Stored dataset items
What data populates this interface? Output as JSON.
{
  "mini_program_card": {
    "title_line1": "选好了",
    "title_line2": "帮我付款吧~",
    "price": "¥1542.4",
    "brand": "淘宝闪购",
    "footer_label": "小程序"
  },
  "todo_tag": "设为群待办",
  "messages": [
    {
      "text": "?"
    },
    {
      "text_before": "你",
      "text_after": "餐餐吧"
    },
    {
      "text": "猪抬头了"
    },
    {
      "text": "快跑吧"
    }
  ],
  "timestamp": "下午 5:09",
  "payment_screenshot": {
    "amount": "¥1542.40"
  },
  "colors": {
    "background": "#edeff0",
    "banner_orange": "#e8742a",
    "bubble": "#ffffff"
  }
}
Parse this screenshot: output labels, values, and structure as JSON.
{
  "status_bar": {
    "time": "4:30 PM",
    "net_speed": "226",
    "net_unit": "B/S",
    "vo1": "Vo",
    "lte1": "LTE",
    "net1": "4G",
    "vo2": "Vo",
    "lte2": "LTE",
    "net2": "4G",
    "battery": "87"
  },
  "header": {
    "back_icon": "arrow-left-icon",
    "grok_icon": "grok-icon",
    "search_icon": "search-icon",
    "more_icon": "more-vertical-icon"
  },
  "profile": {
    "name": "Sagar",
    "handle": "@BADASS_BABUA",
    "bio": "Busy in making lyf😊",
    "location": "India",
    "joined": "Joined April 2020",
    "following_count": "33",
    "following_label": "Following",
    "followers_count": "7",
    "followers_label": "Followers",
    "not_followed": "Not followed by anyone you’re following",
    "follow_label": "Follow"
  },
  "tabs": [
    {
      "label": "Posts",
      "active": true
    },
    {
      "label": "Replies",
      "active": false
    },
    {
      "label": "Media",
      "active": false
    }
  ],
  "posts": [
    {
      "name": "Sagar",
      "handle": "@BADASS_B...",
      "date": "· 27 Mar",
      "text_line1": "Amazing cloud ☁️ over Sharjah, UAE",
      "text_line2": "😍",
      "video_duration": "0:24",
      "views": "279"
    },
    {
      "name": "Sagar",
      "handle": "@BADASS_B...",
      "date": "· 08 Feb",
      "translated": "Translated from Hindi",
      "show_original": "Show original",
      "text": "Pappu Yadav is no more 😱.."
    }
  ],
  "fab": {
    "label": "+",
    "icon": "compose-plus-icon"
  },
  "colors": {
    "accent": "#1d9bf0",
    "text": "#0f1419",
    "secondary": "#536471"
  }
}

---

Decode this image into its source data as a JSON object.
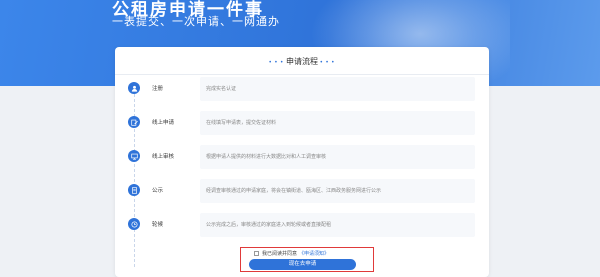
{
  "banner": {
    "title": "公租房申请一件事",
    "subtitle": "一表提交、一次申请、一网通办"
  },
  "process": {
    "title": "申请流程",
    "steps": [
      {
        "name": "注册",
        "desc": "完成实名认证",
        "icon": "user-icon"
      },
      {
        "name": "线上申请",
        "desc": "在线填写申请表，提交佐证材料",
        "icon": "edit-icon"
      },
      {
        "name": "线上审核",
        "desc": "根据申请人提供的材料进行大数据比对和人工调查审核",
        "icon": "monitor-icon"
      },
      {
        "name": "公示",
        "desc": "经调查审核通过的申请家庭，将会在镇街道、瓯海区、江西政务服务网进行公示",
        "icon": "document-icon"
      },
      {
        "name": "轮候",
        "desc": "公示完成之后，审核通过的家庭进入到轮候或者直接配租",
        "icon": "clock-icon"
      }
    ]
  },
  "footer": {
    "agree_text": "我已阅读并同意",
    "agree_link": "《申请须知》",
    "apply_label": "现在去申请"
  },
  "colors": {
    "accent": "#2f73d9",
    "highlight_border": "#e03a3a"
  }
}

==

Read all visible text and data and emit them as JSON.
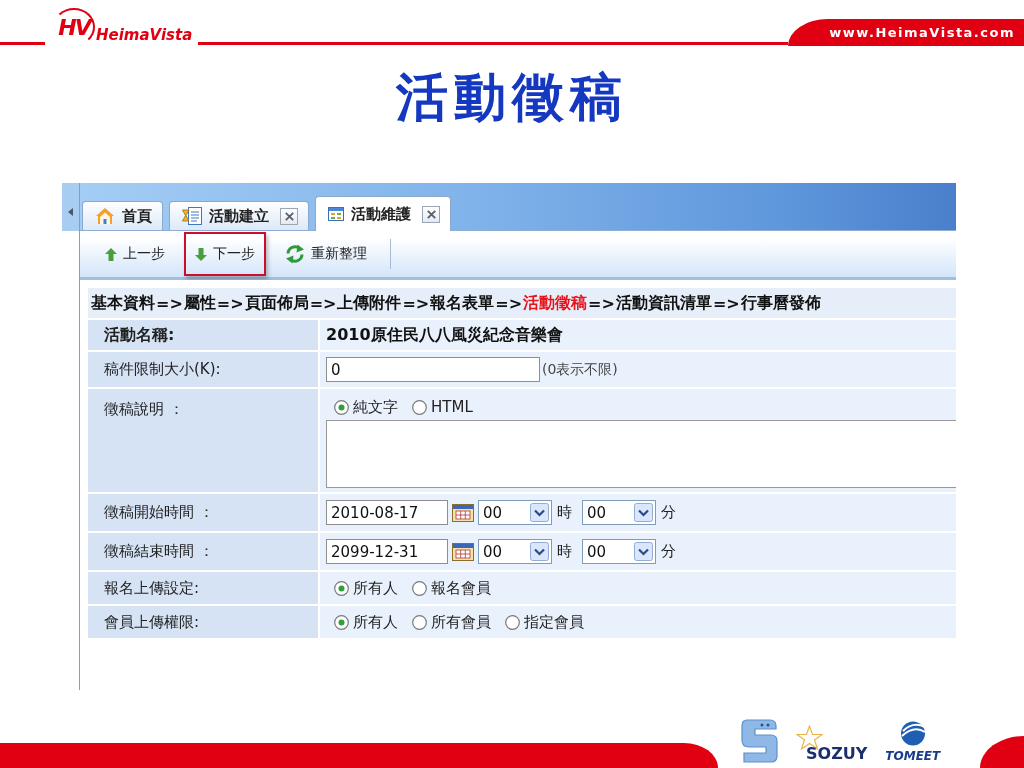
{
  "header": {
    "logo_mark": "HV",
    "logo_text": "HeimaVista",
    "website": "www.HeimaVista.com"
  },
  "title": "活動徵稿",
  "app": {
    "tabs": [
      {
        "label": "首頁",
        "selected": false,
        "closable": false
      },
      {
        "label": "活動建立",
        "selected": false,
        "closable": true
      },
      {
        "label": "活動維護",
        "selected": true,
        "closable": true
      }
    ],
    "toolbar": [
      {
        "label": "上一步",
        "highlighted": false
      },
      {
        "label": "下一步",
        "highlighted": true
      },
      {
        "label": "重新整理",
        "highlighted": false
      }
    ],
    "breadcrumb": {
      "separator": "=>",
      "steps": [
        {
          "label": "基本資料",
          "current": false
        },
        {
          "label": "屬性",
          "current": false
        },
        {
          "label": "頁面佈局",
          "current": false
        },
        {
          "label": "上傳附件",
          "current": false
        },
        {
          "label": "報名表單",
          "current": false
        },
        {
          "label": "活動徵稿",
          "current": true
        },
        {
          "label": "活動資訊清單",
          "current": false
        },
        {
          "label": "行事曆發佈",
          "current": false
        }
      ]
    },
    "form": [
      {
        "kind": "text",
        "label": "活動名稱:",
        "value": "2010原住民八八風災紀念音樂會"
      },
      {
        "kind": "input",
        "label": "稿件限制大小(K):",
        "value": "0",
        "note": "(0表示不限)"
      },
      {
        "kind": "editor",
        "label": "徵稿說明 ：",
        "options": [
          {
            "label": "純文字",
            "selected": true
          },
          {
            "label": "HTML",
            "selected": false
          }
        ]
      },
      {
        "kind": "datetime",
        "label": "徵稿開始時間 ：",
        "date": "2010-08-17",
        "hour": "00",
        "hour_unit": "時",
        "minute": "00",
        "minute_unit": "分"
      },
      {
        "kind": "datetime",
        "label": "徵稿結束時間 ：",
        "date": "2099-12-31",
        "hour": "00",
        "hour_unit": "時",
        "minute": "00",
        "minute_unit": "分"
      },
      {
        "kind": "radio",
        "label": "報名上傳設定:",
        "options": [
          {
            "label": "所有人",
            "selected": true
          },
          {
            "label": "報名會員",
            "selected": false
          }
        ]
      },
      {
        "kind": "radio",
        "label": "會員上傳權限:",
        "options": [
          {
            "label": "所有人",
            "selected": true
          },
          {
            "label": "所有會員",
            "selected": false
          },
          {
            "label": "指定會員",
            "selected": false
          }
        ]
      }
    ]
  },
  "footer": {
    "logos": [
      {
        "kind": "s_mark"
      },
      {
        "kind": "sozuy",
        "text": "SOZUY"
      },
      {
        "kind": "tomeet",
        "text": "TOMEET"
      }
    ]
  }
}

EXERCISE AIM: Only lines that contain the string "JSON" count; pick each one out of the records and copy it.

RESULT OF THE TASK:
What data populates this interface? Output as JSON.
Parse this screenshot: output labels, values, and structure as JSON.
Decode this image into its source data as a JSON object.
Read all visible text and data and emit them as JSON.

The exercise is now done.